### What is needed
Please restate the data that follows word for word, with the pictures left out.

### Data for processing
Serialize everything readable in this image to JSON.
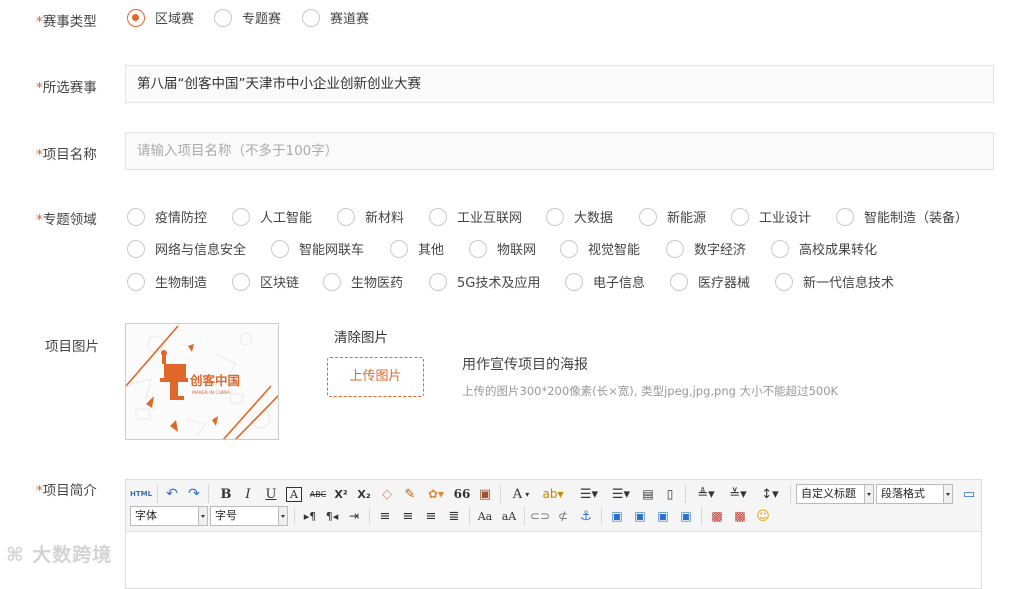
{
  "race_type": {
    "label": "赛事类型",
    "options": [
      "区域赛",
      "专题赛",
      "赛道赛"
    ],
    "selected": "区域赛"
  },
  "selected_race": {
    "label": "所选赛事",
    "value": "第八届“创客中国”天津市中小企业创新创业大赛"
  },
  "project_name": {
    "label": "项目名称",
    "placeholder": "请输入项目名称（不多于100字）"
  },
  "topic_area": {
    "label": "专题领域",
    "row1": [
      "疫情防控",
      "人工智能",
      "新材料",
      "工业互联网",
      "大数据",
      "新能源",
      "工业设计",
      "智能制造（装备）"
    ],
    "row2": [
      "网络与信息安全",
      "智能网联车",
      "其他",
      "物联网",
      "视觉智能",
      "数字经济",
      "高校成果转化"
    ],
    "row3": [
      "生物制造",
      "区块链",
      "生物医药",
      "5G技术及应用",
      "电子信息",
      "医疗器械",
      "新一代信息技术"
    ]
  },
  "project_image": {
    "label": "项目图片",
    "clear_label": "清除图片",
    "upload_label": "上传图片",
    "hint_title": "用作宣传项目的海报",
    "hint_detail": "上传的图片300*200像素(长×宽), 类型jpeg,jpg,png 大小不能超过500K",
    "poster_text": "创客中国",
    "poster_subtext": "MAKER IN CHINA"
  },
  "project_intro": {
    "label": "项目简介",
    "toolbar": {
      "html": "HTML",
      "bold": "B",
      "italic": "I",
      "underline": "U",
      "boxed_a": "A",
      "strike": "ABC",
      "superscript": "X²",
      "subscript": "X₂",
      "quote": "66",
      "font_color": "A",
      "custom_heading": "自定义标题",
      "paragraph_format": "段落格式",
      "font_family": "字体",
      "font_size": "字号"
    }
  },
  "watermark": "大数跨境",
  "colors": {
    "accent": "#e0672a",
    "required": "#e25c1f"
  }
}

### Exercise answer
Serialize everything readable in this image to JSON.
{
  "race_type": {
    "label": "赛事类型",
    "options": [
      "区域赛",
      "专题赛",
      "赛道赛"
    ],
    "selected": "区域赛"
  },
  "selected_race": {
    "label": "所选赛事",
    "value": "第八届“创客中国”天津市中小企业创新创业大赛"
  },
  "project_name": {
    "label": "项目名称",
    "placeholder": "请输入项目名称（不多于100字）"
  },
  "topic_area": {
    "label": "专题领域",
    "row1": [
      "疫情防控",
      "人工智能",
      "新材料",
      "工业互联网",
      "大数据",
      "新能源",
      "工业设计",
      "智能制造（装备）"
    ],
    "row2": [
      "网络与信息安全",
      "智能网联车",
      "其他",
      "物联网",
      "视觉智能",
      "数字经济",
      "高校成果转化"
    ],
    "row3": [
      "生物制造",
      "区块链",
      "生物医药",
      "5G技术及应用",
      "电子信息",
      "医疗器械",
      "新一代信息技术"
    ]
  },
  "project_image": {
    "label": "项目图片",
    "clear_label": "清除图片",
    "upload_label": "上传图片",
    "hint_title": "用作宣传项目的海报",
    "hint_detail": "上传的图片300*200像素(长×宽), 类型jpeg,jpg,png 大小不能超过500K",
    "poster_text": "创客中国",
    "poster_subtext": "MAKER IN CHINA"
  },
  "project_intro": {
    "label": "项目简介",
    "toolbar": {
      "html": "HTML",
      "bold": "B",
      "italic": "I",
      "underline": "U",
      "boxed_a": "A",
      "strike": "ABC",
      "superscript": "X²",
      "subscript": "X₂",
      "quote": "66",
      "font_color": "A",
      "custom_heading": "自定义标题",
      "paragraph_format": "段落格式",
      "font_family": "字体",
      "font_size": "字号"
    }
  },
  "watermark": "大数跨境",
  "colors": {
    "accent": "#e0672a",
    "required": "#e25c1f"
  }
}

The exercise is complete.